Re: AAT Theory

chris brochu (
30 Sep 1995 12:35:20 GMT

I'm out of here after this one, and I mean it this time - this is getting
too silly, and I really have more important things to do.

"AAS" vs. "non-AAS" is a rather simplistic summary of the issue. It
sounds like you're saying, "I cannot visualize how other models work,
therefore they cannot work."

We in the archosaur business faced the same problem when the dinosaurian
nature of birds was resurrected in the 1970's - some had a hard time
seeing how one could go from a bipedal runner to a flyer, and thus stated
that the abundant evidence that it had happened nonetheless was
misinterpreted. That birds are dinosaurs is accepted now by the vast
majority of vertebrate systematists, but there are those who maintain
alternative views, largely because they have channelized themselves into
a particular idea and refuse to accept alternative explanations.

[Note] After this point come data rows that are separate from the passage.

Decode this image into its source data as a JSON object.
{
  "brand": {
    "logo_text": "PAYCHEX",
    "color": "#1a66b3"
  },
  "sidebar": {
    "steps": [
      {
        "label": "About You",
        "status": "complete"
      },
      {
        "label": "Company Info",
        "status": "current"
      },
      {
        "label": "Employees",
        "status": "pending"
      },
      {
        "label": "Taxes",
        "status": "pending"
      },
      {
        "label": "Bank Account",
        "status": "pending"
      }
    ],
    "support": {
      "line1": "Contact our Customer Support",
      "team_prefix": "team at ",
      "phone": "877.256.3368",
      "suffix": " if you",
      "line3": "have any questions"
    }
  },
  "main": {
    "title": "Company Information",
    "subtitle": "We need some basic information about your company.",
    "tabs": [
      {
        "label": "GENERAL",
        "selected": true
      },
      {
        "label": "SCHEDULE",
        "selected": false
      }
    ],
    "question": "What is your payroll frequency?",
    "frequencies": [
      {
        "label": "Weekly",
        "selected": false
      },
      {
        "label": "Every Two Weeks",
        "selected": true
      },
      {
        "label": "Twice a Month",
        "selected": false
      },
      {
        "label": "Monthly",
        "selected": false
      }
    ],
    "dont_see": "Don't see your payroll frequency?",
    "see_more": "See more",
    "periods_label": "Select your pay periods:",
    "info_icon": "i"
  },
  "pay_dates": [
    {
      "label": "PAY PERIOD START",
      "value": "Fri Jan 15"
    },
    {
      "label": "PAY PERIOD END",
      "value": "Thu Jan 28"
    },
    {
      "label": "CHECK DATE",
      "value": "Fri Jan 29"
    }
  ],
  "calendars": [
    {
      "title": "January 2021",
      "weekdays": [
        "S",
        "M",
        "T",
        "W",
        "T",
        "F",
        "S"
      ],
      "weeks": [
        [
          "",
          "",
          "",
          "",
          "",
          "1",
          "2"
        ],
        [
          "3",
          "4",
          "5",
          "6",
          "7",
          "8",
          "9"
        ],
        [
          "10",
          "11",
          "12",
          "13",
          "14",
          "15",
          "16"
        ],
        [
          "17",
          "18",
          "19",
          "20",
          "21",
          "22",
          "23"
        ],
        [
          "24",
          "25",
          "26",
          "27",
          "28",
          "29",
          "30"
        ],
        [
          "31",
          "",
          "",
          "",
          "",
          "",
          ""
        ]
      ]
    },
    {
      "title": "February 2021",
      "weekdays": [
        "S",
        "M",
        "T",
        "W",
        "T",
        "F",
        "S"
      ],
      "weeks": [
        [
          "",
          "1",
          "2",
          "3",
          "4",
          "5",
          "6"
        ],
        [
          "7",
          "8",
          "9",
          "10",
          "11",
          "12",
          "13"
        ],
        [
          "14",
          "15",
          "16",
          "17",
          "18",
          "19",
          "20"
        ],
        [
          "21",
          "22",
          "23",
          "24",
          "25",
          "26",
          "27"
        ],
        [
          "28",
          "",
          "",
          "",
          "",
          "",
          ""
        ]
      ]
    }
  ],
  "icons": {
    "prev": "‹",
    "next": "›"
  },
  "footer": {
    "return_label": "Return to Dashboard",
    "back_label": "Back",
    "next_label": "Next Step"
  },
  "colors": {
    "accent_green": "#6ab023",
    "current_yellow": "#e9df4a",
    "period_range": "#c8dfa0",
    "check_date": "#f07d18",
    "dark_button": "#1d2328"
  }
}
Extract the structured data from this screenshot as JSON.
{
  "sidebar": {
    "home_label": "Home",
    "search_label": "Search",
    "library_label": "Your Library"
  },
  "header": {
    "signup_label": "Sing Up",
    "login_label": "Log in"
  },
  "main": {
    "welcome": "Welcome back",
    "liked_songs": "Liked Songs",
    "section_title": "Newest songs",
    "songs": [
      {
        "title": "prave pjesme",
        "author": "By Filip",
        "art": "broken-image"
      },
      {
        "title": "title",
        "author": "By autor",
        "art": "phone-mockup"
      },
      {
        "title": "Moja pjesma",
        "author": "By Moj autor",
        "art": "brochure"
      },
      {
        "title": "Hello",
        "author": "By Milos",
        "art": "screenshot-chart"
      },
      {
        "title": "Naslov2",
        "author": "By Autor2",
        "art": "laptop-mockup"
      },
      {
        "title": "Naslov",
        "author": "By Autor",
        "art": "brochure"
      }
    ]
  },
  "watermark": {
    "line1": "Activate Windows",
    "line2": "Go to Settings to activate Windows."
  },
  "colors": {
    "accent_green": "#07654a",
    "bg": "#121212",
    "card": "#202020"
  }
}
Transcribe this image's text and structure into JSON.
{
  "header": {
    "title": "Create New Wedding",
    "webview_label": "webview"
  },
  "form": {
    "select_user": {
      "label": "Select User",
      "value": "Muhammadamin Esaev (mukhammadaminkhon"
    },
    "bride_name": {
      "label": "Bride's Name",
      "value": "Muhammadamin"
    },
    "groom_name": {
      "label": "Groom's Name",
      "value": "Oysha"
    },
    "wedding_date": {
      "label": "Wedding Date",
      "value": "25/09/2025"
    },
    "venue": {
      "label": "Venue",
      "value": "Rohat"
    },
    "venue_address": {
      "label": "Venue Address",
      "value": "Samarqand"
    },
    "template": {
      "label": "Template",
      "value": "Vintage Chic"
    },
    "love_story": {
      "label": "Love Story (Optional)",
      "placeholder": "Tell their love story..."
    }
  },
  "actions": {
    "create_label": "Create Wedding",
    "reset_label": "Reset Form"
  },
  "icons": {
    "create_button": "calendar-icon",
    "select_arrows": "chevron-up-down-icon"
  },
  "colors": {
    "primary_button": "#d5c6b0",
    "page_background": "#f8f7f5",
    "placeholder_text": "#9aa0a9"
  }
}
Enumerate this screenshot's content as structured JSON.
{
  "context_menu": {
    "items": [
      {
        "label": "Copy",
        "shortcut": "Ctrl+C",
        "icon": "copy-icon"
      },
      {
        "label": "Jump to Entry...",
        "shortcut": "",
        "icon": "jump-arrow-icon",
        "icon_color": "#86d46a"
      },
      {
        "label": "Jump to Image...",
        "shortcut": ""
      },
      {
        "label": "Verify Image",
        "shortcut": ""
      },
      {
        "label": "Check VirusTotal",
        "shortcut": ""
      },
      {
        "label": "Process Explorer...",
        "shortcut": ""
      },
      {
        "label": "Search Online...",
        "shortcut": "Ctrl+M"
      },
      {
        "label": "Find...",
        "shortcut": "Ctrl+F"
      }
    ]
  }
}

"Non-AAS" could be summarized, from my non-anthropological perspective,
thus: the immediate ancestors of hominids were arboreal animals that
were facultative bipeds on the ground. Chimps and gorillas are like this
today, though admittedly they are not our direct ancestors. As the
continuous forest cover in eastern Africa began to break up, they found a
need to move from one grove to the other. As they were already capable
of bipedal locomotion, they may have found this to be a good way of
moving on the ground, especially if carrying things like infants or food.

As stated earlier, the phylogenetic history of primates, as we understand
it, suggests nothing more elaborate than that. Neither, quite frankly,
does the anatomy of Homo sapiens. Anything beyond that would be
speculation - hence, AAS rather than AAH.

(I would welcome corrections from *serious* anthropologists - like I've
said, I don't normally do mammals.)

I find this no less explanatory, in your definition, than the AAS. That
you see it as "explaining nothing" suggests to me that _any_ reasonable
alternative would be declared such.

Finally, I *urge* some of you to read Brooks and McLennan's _Phylogeny,
Ecology, and Behavior* for an explanation as to how we reconstruct
evolutionary history.

Peace and long life,